[Recorded data — start]

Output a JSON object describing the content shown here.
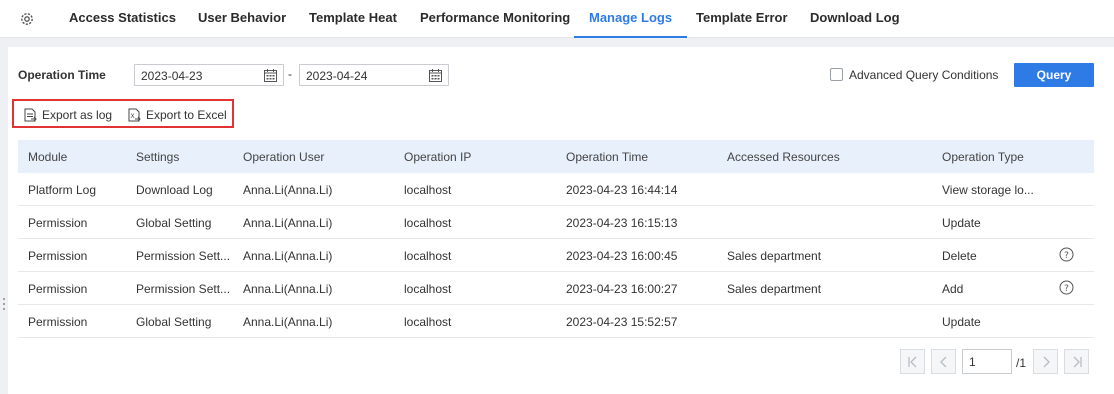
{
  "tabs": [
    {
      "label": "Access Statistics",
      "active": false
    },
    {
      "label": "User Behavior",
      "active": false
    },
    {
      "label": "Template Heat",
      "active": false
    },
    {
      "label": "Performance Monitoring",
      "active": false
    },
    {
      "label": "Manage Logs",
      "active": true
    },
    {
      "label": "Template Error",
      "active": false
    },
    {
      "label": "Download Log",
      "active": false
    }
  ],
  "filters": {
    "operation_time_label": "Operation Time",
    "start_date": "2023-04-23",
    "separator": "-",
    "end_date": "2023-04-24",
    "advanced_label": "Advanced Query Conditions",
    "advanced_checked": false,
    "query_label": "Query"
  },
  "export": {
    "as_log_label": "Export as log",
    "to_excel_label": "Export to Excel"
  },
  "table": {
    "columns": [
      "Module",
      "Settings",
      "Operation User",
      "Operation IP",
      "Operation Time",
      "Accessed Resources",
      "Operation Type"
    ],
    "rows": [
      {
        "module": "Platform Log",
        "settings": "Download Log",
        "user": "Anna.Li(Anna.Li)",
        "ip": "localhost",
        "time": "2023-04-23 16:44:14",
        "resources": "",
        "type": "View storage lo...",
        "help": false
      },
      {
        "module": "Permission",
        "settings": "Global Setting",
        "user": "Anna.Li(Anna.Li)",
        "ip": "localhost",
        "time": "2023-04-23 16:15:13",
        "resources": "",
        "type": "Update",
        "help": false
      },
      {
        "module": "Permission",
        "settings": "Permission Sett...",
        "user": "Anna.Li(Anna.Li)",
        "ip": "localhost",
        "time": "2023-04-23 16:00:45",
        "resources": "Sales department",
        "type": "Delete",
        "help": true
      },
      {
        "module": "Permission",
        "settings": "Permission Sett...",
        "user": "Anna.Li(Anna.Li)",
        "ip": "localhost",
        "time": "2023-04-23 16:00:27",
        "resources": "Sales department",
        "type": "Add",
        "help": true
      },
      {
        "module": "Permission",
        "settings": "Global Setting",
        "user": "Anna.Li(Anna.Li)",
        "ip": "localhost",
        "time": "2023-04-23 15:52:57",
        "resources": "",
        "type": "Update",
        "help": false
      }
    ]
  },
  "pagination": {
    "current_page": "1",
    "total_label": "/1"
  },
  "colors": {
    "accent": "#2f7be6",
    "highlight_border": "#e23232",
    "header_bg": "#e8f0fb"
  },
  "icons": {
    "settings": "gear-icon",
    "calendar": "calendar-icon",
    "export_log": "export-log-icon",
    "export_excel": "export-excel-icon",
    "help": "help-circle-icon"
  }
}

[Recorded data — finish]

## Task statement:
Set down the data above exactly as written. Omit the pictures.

## Task response:
Output a JSON object describing the content shown here.
{
  "tabs": [
    {
      "label": "Access Statistics",
      "active": false
    },
    {
      "label": "User Behavior",
      "active": false
    },
    {
      "label": "Template Heat",
      "active": false
    },
    {
      "label": "Performance Monitoring",
      "active": false
    },
    {
      "label": "Manage Logs",
      "active": true
    },
    {
      "label": "Template Error",
      "active": false
    },
    {
      "label": "Download Log",
      "active": false
    }
  ],
  "filters": {
    "operation_time_label": "Operation Time",
    "start_date": "2023-04-23",
    "separator": "-",
    "end_date": "2023-04-24",
    "advanced_label": "Advanced Query Conditions",
    "advanced_checked": false,
    "query_label": "Query"
  },
  "export": {
    "as_log_label": "Export as log",
    "to_excel_label": "Export to Excel"
  },
  "table": {
    "columns": [
      "Module",
      "Settings",
      "Operation User",
      "Operation IP",
      "Operation Time",
      "Accessed Resources",
      "Operation Type"
    ],
    "rows": [
      {
        "module": "Platform Log",
        "settings": "Download Log",
        "user": "Anna.Li(Anna.Li)",
        "ip": "localhost",
        "time": "2023-04-23 16:44:14",
        "resources": "",
        "type": "View storage lo...",
        "help": false
      },
      {
        "module": "Permission",
        "settings": "Global Setting",
        "user": "Anna.Li(Anna.Li)",
        "ip": "localhost",
        "time": "2023-04-23 16:15:13",
        "resources": "",
        "type": "Update",
        "help": false
      },
      {
        "module": "Permission",
        "settings": "Permission Sett...",
        "user": "Anna.Li(Anna.Li)",
        "ip": "localhost",
        "time": "2023-04-23 16:00:45",
        "resources": "Sales department",
        "type": "Delete",
        "help": true
      },
      {
        "module": "Permission",
        "settings": "Permission Sett...",
        "user": "Anna.Li(Anna.Li)",
        "ip": "localhost",
        "time": "2023-04-23 16:00:27",
        "resources": "Sales department",
        "type": "Add",
        "help": true
      },
      {
        "module": "Permission",
        "settings": "Global Setting",
        "user": "Anna.Li(Anna.Li)",
        "ip": "localhost",
        "time": "2023-04-23 15:52:57",
        "resources": "",
        "type": "Update",
        "help": false
      }
    ]
  },
  "pagination": {
    "current_page": "1",
    "total_label": "/1"
  },
  "colors": {
    "accent": "#2f7be6",
    "highlight_border": "#e23232",
    "header_bg": "#e8f0fb"
  },
  "icons": {
    "settings": "gear-icon",
    "calendar": "calendar-icon",
    "export_log": "export-log-icon",
    "export_excel": "export-excel-icon",
    "help": "help-circle-icon"
  }
}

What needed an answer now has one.